### EXERCISE GOAL
Your reply should be a single number, the count of lines in the records that contain "CBOT".

Items from an interface collection
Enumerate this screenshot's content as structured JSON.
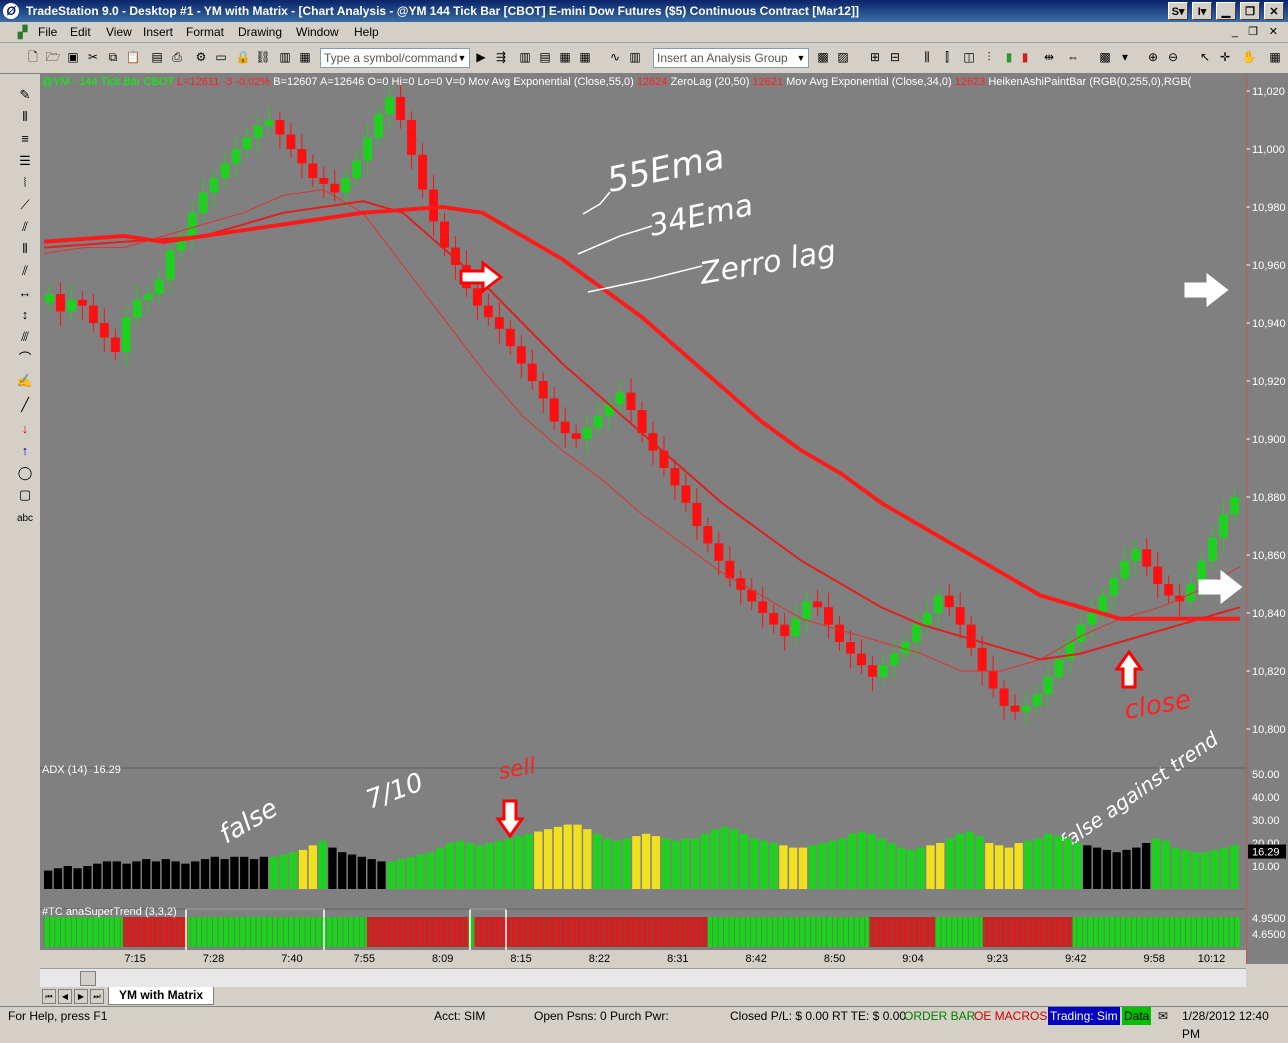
{
  "window": {
    "title": "TradeStation 9.0 - Desktop #1 - YM with Matrix - [Chart Analysis - @YM 144 Tick Bar [CBOT] E-mini Dow Futures ($5) Continuous Contract [Mar12]]",
    "app_icon": "Ø"
  },
  "menu": [
    "File",
    "Edit",
    "View",
    "Insert",
    "Format",
    "Drawing",
    "Window",
    "Help"
  ],
  "toolbar": {
    "symbol_placeholder": "Type a symbol/command",
    "analysis_placeholder": "Insert an Analysis Group"
  },
  "chart": {
    "info_line": {
      "symbol": "@YM - 144 Tick Bar  CBOT",
      "last": "L=12611  -3  -0.02%",
      "quote": "B=12607  A=12646  O=0  Hi=0  Lo=0  V=0  Mov Avg Exponential (Close,55,0)",
      "v1": "12624",
      "zl": "ZeroLag (20,50)",
      "v2": "12621",
      "ema34": "Mov Avg Exponential (Close,34,0)",
      "v3": "12623",
      "heiken": "HeikenAshiPaintBar (RGB(0,255,0),RGB("
    },
    "adx_label": "ADX (14)",
    "adx_value": "16.29",
    "supertrend_label": "#TC anaSuperTrend (3,3,2)",
    "annotations": {
      "ema55": "55Ema",
      "ema34": "34Ema",
      "zerolag": "Zerro lag",
      "close": "close",
      "false1": "false",
      "ten": "7/10",
      "sell": "sell",
      "false_against_trend": "false against trend"
    }
  },
  "chart_data": {
    "type": "candlestick",
    "y_ticks": [
      "11,020",
      "11,000",
      "10,980",
      "10,960",
      "10,940",
      "10,920",
      "10,900",
      "10,880",
      "10,860",
      "10,840",
      "10,820",
      "10,800"
    ],
    "x_ticks": [
      "7:15",
      "7:28",
      "7:40",
      "7:55",
      "8:09",
      "8:15",
      "8:22",
      "8:31",
      "8:42",
      "8:50",
      "9:04",
      "9:23",
      "9:42",
      "9:58",
      "10:12"
    ],
    "adx_ticks": [
      "50.00",
      "40.00",
      "30.00",
      "20.00",
      "10.00"
    ],
    "adx_current": "16.29",
    "supertrend_ticks": [
      "4.9500",
      "4.6500"
    ],
    "closes": [
      10950,
      10944,
      10948,
      10946,
      10940,
      10935,
      10930,
      10942,
      10948,
      10950,
      10955,
      10965,
      10970,
      10978,
      10985,
      10990,
      10995,
      11000,
      11004,
      11008,
      11010,
      11005,
      11000,
      10995,
      10990,
      10988,
      10985,
      10990,
      10996,
      11004,
      11012,
      11018,
      11010,
      10998,
      10986,
      10975,
      10966,
      10960,
      10952,
      10946,
      10942,
      10938,
      10932,
      10926,
      10920,
      10914,
      10906,
      10902,
      10900,
      10904,
      10908,
      10912,
      10916,
      10910,
      10902,
      10896,
      10890,
      10884,
      10878,
      10870,
      10864,
      10858,
      10852,
      10848,
      10844,
      10840,
      10836,
      10832,
      10838,
      10844,
      10842,
      10836,
      10830,
      10826,
      10822,
      10818,
      10822,
      10826,
      10830,
      10836,
      10840,
      10846,
      10842,
      10836,
      10828,
      10820,
      10814,
      10808,
      10806,
      10808,
      10812,
      10818,
      10824,
      10830,
      10836,
      10840,
      10846,
      10852,
      10858,
      10862,
      10856,
      10850,
      10846,
      10844,
      10850,
      10858,
      10866,
      10874,
      10880
    ],
    "ema55": [
      10968,
      10969,
      10970,
      10968,
      10970,
      10972,
      10974,
      10976,
      10978,
      10979,
      10980,
      10978,
      10970,
      10962,
      10952,
      10942,
      10930,
      10918,
      10906,
      10896,
      10888,
      10878,
      10870,
      10862,
      10854,
      10846,
      10842,
      10838,
      10838,
      10838,
      10838
    ],
    "ema34": [
      10966,
      10967,
      10968,
      10969,
      10970,
      10974,
      10978,
      10980,
      10982,
      10978,
      10966,
      10954,
      10940,
      10926,
      10914,
      10902,
      10890,
      10878,
      10868,
      10858,
      10850,
      10842,
      10836,
      10832,
      10828,
      10824,
      10826,
      10830,
      10834,
      10838,
      10842
    ],
    "zerolag": [
      10964,
      10966,
      10966,
      10970,
      10974,
      10978,
      10984,
      10986,
      10978,
      10960,
      10942,
      10924,
      10908,
      10896,
      10886,
      10874,
      10864,
      10854,
      10846,
      10838,
      10834,
      10830,
      10826,
      10820,
      10820,
      10824,
      10832,
      10838,
      10842,
      10848,
      10856
    ],
    "adx": [
      8,
      9,
      10,
      9,
      10,
      11,
      12,
      12,
      11,
      12,
      13,
      12,
      13,
      12,
      11,
      12,
      13,
      14,
      13,
      14,
      14,
      13,
      14,
      14,
      15,
      16,
      17,
      19,
      21,
      18,
      16,
      15,
      14,
      13,
      12,
      12,
      13,
      14,
      15,
      16,
      18,
      20,
      21,
      20,
      19,
      20,
      21,
      22,
      23,
      24,
      25,
      26,
      27,
      28,
      28,
      26,
      24,
      22,
      21,
      22,
      23,
      24,
      23,
      22,
      21,
      22,
      22,
      24,
      26,
      27,
      26,
      24,
      22,
      21,
      20,
      19,
      18,
      18,
      19,
      20,
      21,
      22,
      24,
      25,
      24,
      22,
      20,
      18,
      17,
      18,
      19,
      20,
      22,
      24,
      25,
      23,
      20,
      19,
      18,
      20,
      21,
      22,
      24,
      23,
      22,
      20,
      19,
      18,
      17,
      16,
      17,
      18,
      20,
      22,
      21,
      18,
      17,
      16,
      16,
      17,
      18,
      19
    ]
  }
}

### OUTPUT FOR THIS TASK
2